3d DCA: 57.105 sanctions triggered by arguing against DPOA and for guardianship:
In the linked-to case above a 78-year old woman executed a valid DPOA in favor of her son. Acting under the authority of this DPOA, son sued mom’s property-insurance company (Southern Oak Insurance Company) seeking to recover damages to mom’s home caused by a burglary. By the time son filed suit on mom’s behalf it was undisputed she was suffering from age-related cognitive disabilities. According to Southern Oak this meant mom’s claim could only be prosecuted by a court-appointed guardian. For reasons unexplained in the 3d DCA’s opinion, Southern Oak somehow convinced the trial judge to buy into its argument, resulting in a dismissal of mom’s lawsuit. This is the kind of ruling that drives probate lawyers nuts. On appeal, it apparently struck a nerve with the 3d DCA as well (in a bad way!).
This is an appeal by an octogenarian, Maximiliana Albelo, from a trial court order dismissing her premises liability complaint with prejudice, for failure to file a petition in probate to determine her own incapacity. We summarily reverse the order on appeal and grant Albelo’s motion for an award of appellate attorney fees pursuant to section 57.105(1), Florida Statutes (2011). We write only to explain the reasons for our award of sanctions against Southern Oak Insurance Company and its counsel.
This is a garden-variety premises liability claim brought by Albelo for damages to her home caused by a burglary. The burglary and the existence of a loss are conceded. It is equally undisputed Albelo suffers from age-related cognitive disabilities. Although Southern Oak did not receive notice of the claim until more than a year after the burglary, the company paid $1690 on her claim. A few months later, Albelo filed a sworn proof of loss, supported by a public adjuster’s estimate in the amount of $57,760.66. Southern Oak is of the view the sworn claim is fraudulent and instigated not by Albelo, but rather by her son. Southern Oak also is concerned about the binding effect a judgment obtained by Albelo might have against it in the future.
Albelo responds that in April 2007—one month before the burglary, when she was seventy-eight years old—she duly executed a Durable Power of Attorney (DPA) in favor of her son. Section 709.2119, Florida Statutes (2012), regulating powers of attorneys and similar instruments, provides explicit protection to Southern Oak in the circumstances of this case.
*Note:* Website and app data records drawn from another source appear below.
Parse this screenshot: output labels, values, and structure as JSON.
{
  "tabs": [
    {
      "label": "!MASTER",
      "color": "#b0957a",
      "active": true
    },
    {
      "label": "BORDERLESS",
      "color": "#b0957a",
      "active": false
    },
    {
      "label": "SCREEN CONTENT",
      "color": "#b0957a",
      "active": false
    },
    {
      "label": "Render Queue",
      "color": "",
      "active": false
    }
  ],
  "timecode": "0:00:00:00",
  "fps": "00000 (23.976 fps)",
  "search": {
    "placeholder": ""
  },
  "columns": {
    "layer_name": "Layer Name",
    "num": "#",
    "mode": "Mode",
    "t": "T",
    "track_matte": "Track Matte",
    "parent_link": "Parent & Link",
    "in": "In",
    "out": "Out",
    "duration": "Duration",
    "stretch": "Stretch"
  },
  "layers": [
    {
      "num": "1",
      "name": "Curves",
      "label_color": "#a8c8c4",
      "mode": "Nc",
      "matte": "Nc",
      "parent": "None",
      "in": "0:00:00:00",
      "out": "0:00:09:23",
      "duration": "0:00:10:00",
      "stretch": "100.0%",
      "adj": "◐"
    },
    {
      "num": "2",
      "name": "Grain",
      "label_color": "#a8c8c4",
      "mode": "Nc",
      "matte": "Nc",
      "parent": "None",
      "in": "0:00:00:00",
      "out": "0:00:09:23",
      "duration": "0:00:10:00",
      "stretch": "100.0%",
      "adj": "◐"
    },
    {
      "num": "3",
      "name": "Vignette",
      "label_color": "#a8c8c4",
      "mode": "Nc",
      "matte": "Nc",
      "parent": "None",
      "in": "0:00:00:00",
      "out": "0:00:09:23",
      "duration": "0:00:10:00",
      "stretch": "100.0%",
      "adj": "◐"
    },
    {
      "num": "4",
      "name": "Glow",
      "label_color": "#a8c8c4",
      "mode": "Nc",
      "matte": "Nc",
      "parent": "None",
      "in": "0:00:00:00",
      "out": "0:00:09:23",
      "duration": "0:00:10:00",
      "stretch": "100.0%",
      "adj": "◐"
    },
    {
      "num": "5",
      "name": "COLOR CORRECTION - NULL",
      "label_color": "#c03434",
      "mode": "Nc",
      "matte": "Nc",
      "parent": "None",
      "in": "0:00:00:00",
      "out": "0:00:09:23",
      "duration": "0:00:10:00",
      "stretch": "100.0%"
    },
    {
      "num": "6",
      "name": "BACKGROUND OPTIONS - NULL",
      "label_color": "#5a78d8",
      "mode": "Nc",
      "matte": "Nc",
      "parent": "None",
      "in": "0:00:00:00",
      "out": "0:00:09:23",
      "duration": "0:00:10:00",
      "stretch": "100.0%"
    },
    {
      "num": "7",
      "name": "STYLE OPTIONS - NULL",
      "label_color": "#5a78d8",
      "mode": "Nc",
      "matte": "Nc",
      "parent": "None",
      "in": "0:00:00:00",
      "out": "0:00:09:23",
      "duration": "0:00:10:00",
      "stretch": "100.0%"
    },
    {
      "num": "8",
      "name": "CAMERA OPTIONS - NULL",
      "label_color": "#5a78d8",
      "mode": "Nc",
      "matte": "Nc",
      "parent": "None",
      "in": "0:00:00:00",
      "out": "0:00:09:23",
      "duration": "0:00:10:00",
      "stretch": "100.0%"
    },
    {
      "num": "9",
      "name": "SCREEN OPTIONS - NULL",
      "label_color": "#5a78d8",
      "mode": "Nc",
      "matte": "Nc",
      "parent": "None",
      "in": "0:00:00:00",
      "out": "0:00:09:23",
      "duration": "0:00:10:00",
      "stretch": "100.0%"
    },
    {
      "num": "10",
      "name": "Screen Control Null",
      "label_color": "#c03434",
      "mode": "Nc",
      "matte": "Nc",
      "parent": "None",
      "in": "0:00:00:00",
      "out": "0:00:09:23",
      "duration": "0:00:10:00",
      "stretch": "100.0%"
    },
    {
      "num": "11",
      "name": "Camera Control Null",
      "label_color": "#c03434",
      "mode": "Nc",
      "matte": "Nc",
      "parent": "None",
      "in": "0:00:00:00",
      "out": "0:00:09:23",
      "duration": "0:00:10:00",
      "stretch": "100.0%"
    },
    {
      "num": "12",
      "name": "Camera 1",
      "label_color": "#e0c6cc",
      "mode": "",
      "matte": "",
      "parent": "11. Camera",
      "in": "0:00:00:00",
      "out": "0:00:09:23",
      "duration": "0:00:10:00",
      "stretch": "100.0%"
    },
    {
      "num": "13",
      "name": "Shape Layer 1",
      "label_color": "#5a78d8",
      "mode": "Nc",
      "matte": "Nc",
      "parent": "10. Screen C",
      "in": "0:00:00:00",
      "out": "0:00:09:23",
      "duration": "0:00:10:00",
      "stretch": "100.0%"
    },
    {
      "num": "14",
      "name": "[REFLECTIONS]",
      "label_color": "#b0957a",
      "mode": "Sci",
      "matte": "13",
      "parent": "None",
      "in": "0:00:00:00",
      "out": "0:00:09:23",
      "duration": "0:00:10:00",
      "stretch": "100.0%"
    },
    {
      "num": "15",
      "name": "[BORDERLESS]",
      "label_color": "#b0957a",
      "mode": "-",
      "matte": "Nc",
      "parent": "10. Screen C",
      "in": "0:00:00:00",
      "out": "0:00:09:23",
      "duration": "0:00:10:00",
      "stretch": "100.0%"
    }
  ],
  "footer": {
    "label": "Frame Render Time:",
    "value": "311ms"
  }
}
It states:
(1)(a) A third person who in good faith accepts a power of attorney that appears to be executed in the manner required by law at the time of its execution may rely upon the power of attorney and the actions of the agent which are reasonably within the scope of the agent’s authority and may enforce any obligation created by the actions of the agent as if:
1. The power of attorney were genuine, valid, and still in effect;
2. The agent’s authority were genuine, valid, and still in effect; and
3. The authority of the officer executing for or on behalf of a financial institution that has trust powers and acting as agent is genuine, valid, and still in effect.
§ 709.2119. Southern Oak does not contest the formalities of execution and has not sought to rescind the power of attorney on the ground Albelo was incompetent at the time she executed the document. Southern Oak’s and its counsel’s persistence in arguing Albelo was required to seek a guardian for herself as a condition of continuing this action was frivolous.
For those of you caught up in a similar case, you may find the research reflected in the Appellant’s winning Initial Brief on appeal helpful.